◆ Task item: Set down a faithful copy of every record, and skip the pictures in it.

=== Begin Enclosure ===

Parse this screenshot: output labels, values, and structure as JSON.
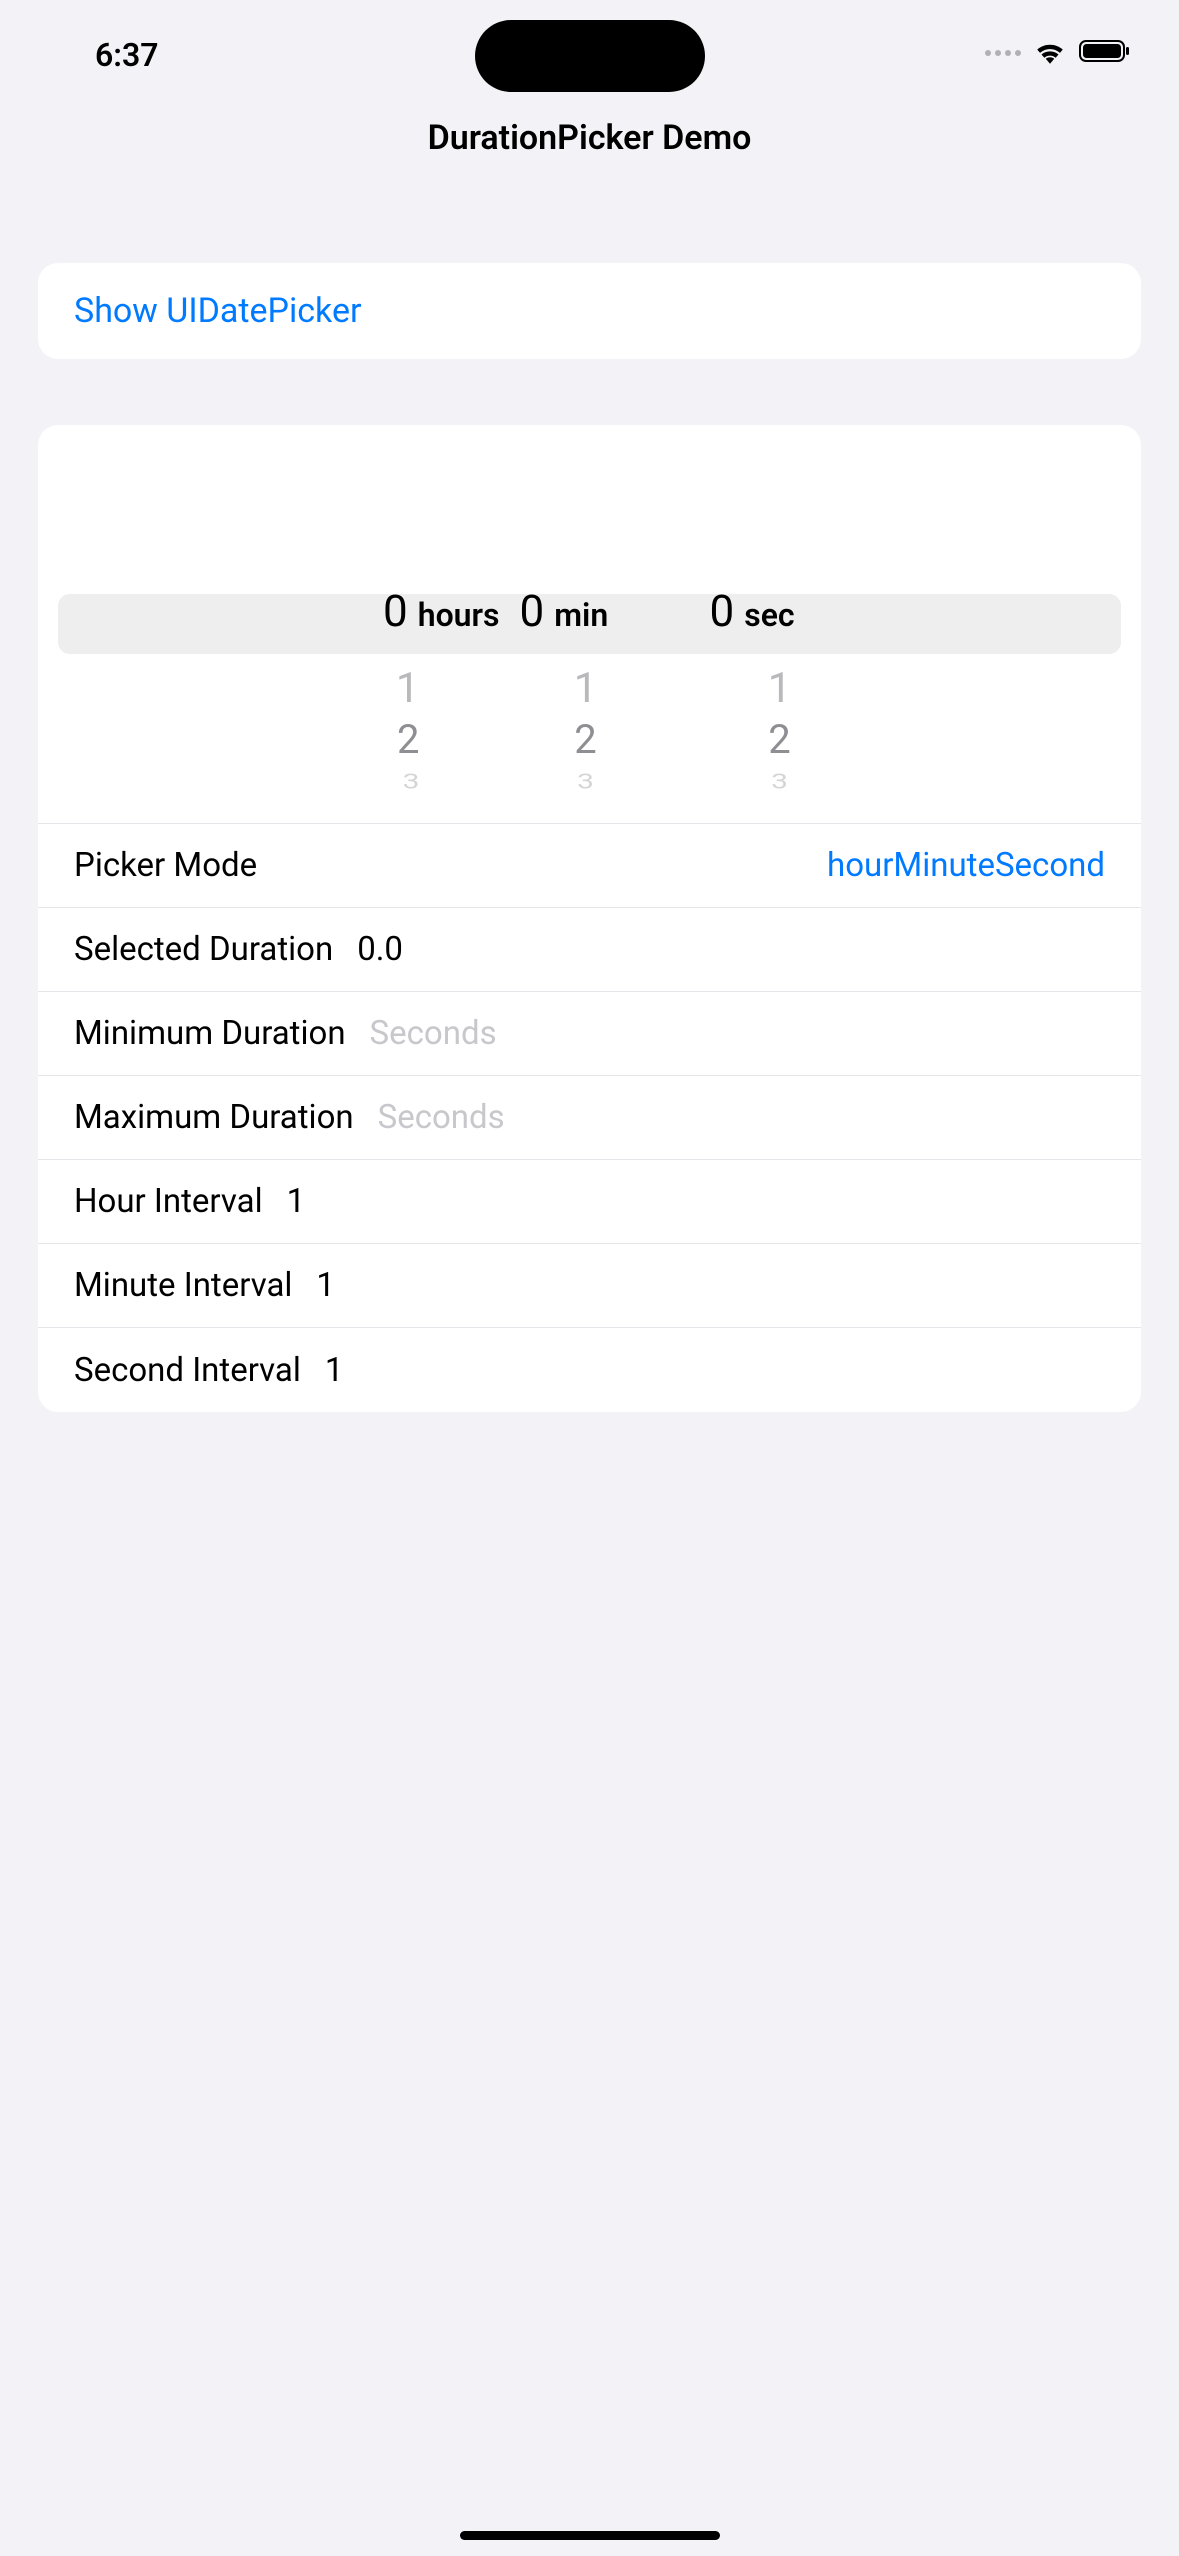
{
  "status_bar": {
    "time": "6:37"
  },
  "page_title": "DurationPicker Demo",
  "show_button_label": "Show UIDatePicker",
  "picker": {
    "hours": {
      "selected": "0",
      "unit": "hours",
      "next": [
        "1",
        "2",
        "3"
      ]
    },
    "minutes": {
      "selected": "0",
      "unit": "min",
      "next": [
        "1",
        "2",
        "3"
      ]
    },
    "seconds": {
      "selected": "0",
      "unit": "sec",
      "next": [
        "1",
        "2",
        "3"
      ]
    }
  },
  "settings": {
    "picker_mode": {
      "label": "Picker Mode",
      "value": "hourMinuteSecond"
    },
    "selected_duration": {
      "label": "Selected Duration",
      "value": "0.0"
    },
    "minimum_duration": {
      "label": "Minimum Duration",
      "placeholder": "Seconds",
      "value": ""
    },
    "maximum_duration": {
      "label": "Maximum Duration",
      "placeholder": "Seconds",
      "value": ""
    },
    "hour_interval": {
      "label": "Hour Interval",
      "value": "1"
    },
    "minute_interval": {
      "label": "Minute Interval",
      "value": "1"
    },
    "second_interval": {
      "label": "Second Interval",
      "value": "1"
    }
  }
}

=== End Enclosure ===

◆ Result for this task:
Parse this screenshot: output labels, values, and structure as JSON.
{
  "status_bar": {
    "time": "6:37"
  },
  "page_title": "DurationPicker Demo",
  "show_button_label": "Show UIDatePicker",
  "picker": {
    "hours": {
      "selected": "0",
      "unit": "hours",
      "next": [
        "1",
        "2",
        "3"
      ]
    },
    "minutes": {
      "selected": "0",
      "unit": "min",
      "next": [
        "1",
        "2",
        "3"
      ]
    },
    "seconds": {
      "selected": "0",
      "unit": "sec",
      "next": [
        "1",
        "2",
        "3"
      ]
    }
  },
  "settings": {
    "picker_mode": {
      "label": "Picker Mode",
      "value": "hourMinuteSecond"
    },
    "selected_duration": {
      "label": "Selected Duration",
      "value": "0.0"
    },
    "minimum_duration": {
      "label": "Minimum Duration",
      "placeholder": "Seconds",
      "value": ""
    },
    "maximum_duration": {
      "label": "Maximum Duration",
      "placeholder": "Seconds",
      "value": ""
    },
    "hour_interval": {
      "label": "Hour Interval",
      "value": "1"
    },
    "minute_interval": {
      "label": "Minute Interval",
      "value": "1"
    },
    "second_interval": {
      "label": "Second Interval",
      "value": "1"
    }
  }
}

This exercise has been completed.